• _WORK TO COMPLETE_
Read the records below and copy each line that contains "justification".

• _Collected data_
▬▬▬
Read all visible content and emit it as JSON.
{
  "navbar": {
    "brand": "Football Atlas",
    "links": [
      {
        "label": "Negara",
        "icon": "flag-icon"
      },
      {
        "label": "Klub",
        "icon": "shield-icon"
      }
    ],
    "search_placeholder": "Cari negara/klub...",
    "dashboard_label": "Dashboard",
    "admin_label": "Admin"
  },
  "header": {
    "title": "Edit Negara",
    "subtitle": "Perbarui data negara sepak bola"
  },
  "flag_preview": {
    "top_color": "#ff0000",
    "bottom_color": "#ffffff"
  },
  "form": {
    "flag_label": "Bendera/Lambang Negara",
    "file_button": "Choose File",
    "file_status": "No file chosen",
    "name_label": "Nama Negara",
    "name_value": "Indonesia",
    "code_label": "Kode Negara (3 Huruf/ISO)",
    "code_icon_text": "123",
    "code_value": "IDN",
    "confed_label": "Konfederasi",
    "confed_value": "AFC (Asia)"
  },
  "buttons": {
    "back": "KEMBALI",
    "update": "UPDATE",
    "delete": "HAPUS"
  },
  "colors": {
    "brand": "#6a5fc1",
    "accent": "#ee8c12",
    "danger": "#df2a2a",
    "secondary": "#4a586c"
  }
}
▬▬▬
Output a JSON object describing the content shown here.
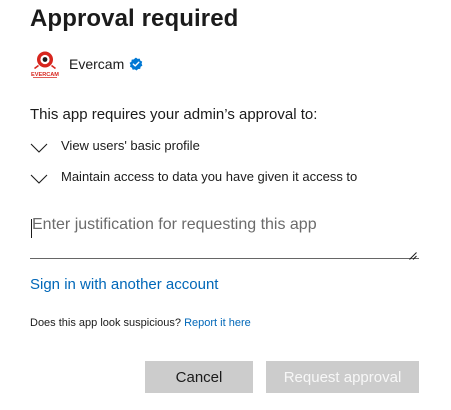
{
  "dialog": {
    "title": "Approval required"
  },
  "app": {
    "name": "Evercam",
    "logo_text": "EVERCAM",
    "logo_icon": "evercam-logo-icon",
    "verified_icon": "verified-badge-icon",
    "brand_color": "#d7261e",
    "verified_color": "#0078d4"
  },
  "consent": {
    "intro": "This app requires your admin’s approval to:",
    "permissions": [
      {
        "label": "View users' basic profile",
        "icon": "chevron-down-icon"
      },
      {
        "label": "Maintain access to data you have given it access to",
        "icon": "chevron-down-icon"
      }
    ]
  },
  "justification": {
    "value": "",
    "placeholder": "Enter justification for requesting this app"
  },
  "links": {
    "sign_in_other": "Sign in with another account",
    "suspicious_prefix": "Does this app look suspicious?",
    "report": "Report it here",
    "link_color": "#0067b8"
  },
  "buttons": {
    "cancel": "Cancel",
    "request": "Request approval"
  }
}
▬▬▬
• _EXPECTED ANSWER_
  "justification": {
    "placeholder": "Enter justification for requesting this app"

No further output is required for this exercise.